Decade long enrollment climb may reach its end

Danielle Gehr

After a decade of climbing enrollment, Iowa State expects to see a slight decrease for this Fall semester.

Before final numbers come out Thursday, the past 10 years of a growing student population shaped the colleges, as some worked to solve space and resource issues for the influx of students, while others strategically kept their student numbers at a constant rate.

The College of Design remains the outlier as all other colleges increased, Design’s enrollment stayed relatively consistent. The difference of undergraduate enrollment in 2002 and 2016 for the College of Engineering is over 3,000 students. For Design, that number is nine.

Luis Rico-Gutierrez, the dean of the College of Design, said to understand why their numbers remained the same, one must understand the structure of their programs.

“If we were to face the same kind of growth [as other colleges], the only way that I have to do this is, I need to build more studios,” Rico-Gutierrez said. “Our strategy is not to grow as fast.”

Students in Design create large scale projects that require spacious desks limiting the number of students one classroom can hold. On top of this, a studio space is dedicated to one specific group of students, 24 hours a day, for the whole semester.

This makes it more difficult for the college to keep up with rapidly increasing numbers.

“This is not only the best way we know how to teach design. It’s also, for most of our disciplines, our accreditation is based on that, so we can’t change the model even if we want to,” Rico-Gutierrez said.

Rico-Gutierrez also said the lack of growth could be the cause of the economic recession which surrounded the housing market.

He said students were turned away from design, specifically architecture, because of fears that they would not make enough money to support themselves. 

“The financial crisis was all around housing, and that industry completely stopped, and that is what was in the newspapers,” Rico-Gutierrez said. 

From 2008 to 2012, the College of Design saw only one year where Fall enrollment increased. 

“Even in the middle of that, the recognition of what we’re doing here at Iowa State kept our number relatively flat where there’s other programs that were really losing a great deal of students,” Rico-Gutierrez said. 

The past 10 years looked very different for the College of Engineering as they had the most growth out of all the colleges and passed the College of Liberal Arts and Sciences as the largest college at Iowa State. 

“One of the things that’s very important to all of us in [the College of Engineering] is staying focused on our primary mission which is providing a high-quality experiential based education to our students,” Sarah Rajala, the dean of the College of Engineering, said. 

Rajala was tasked with taking a program she described as experiential, meaning smaller classes and more hands on work, and expanding it to keep up with the growth of its student population.

This meant hiring more faculty, finding more space for the students and overall maintaining the quality of the education. 

Rajala said the College of Engineering anticipates the undergraduate enrollment to decrease and the graduate enrollment to increase, both only slightly, leaving the numbers at about even with last year’s.

Looking further ahead, Rajala said their enrollment growth should continue to slow down a bit.

“The quality of the programs we offer for the cost to the students is very good.

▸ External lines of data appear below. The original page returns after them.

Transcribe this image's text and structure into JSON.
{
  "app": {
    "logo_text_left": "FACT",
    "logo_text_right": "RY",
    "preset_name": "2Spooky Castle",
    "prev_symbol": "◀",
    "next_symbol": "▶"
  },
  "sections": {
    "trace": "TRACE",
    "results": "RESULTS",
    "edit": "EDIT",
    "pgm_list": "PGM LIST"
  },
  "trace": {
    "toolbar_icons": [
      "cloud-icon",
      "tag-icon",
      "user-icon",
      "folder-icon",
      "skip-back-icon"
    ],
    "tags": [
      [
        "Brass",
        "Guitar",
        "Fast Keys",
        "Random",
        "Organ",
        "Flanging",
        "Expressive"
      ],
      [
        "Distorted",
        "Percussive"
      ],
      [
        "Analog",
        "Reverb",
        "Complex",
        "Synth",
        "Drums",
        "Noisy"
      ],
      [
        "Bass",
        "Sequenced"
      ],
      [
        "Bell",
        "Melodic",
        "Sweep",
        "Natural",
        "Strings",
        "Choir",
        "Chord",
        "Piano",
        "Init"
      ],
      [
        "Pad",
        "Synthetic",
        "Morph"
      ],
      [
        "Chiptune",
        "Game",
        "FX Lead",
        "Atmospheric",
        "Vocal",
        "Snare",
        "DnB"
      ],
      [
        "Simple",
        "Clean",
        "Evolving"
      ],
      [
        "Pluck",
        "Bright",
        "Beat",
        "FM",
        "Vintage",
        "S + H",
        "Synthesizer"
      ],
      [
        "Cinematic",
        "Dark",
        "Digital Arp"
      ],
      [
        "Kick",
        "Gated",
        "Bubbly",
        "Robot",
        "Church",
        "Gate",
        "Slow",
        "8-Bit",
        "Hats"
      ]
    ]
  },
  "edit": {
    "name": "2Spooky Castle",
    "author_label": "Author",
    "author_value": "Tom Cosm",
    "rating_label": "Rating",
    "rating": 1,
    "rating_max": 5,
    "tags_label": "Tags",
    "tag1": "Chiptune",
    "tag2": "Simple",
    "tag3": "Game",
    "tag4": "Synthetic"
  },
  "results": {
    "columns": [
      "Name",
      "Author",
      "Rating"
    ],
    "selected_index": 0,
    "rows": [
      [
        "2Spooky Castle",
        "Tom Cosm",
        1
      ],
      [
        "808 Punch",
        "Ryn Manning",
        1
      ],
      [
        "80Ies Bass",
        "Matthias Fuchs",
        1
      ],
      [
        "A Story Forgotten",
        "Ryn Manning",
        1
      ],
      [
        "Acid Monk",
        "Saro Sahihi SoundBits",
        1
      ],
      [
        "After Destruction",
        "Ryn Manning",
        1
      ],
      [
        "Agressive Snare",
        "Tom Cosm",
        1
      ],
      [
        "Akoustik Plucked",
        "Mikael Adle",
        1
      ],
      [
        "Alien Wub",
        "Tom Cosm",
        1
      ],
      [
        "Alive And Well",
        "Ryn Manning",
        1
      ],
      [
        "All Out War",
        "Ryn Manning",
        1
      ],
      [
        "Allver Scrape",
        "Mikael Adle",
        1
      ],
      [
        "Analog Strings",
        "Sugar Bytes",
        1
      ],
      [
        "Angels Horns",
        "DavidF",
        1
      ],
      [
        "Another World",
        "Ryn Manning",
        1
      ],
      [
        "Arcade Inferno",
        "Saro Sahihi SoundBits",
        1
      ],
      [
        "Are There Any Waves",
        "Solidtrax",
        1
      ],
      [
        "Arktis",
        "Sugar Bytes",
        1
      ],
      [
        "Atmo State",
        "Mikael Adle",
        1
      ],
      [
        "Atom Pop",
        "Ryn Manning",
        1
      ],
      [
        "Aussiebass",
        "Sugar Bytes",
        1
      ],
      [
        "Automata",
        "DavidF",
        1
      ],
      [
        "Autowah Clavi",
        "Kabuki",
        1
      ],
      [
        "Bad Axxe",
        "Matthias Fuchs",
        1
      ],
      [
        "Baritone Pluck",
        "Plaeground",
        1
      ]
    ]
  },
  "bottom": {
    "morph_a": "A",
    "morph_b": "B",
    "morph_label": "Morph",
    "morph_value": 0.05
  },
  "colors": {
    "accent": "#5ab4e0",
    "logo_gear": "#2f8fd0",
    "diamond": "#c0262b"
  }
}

Our costs are low, quite low compared to many of our peers or peer plus institutions,” Rajala said. 

David Acker, an associate dean in the College of Agriculture and Life Sciences (CALS), said most of the content they teach can’t be taught in lecture halls of 400 students. Like Engineering, CALS takes on an experiential learning program as well. 

CALS has not seen growth as large as the College of Engineering, but out of all the colleges, CALS is the only one to increase every year over the past 11 years.

Acker attributes the growth to a number of reasons, the first being the college’s name switch to the College of Agriculture and Life Sciences in 2005 from the College of Agriculture.

“[The name change] sent a signal I think to students and to parents that this is a pretty big tent here. Like liberal arts and sciences, we have a lot of majors. We have 25 different majors and you can’t do agriculture without life sciences, so that was an important first step in rebranding ourselves,” Acker said.

Acker also said the college’s conscious decision to become more welcoming to women and multicultural students contributed to the growth. Women, for the first time in the college’s history, outnumber men.

“We could’ve stayed with the same number of faculty and added all those students and if you were in a business, you’d think, ok, lower cost, increase your customers, you make more money. So, what we were very aware of was we have to keep pace with the student growth,” Acker said.

Acker said the college anticipates a decrease in enrollment for this semester, and said by looking at decreasing numbers of Iowa high school graduates over the past few years they knew a decrease was coming.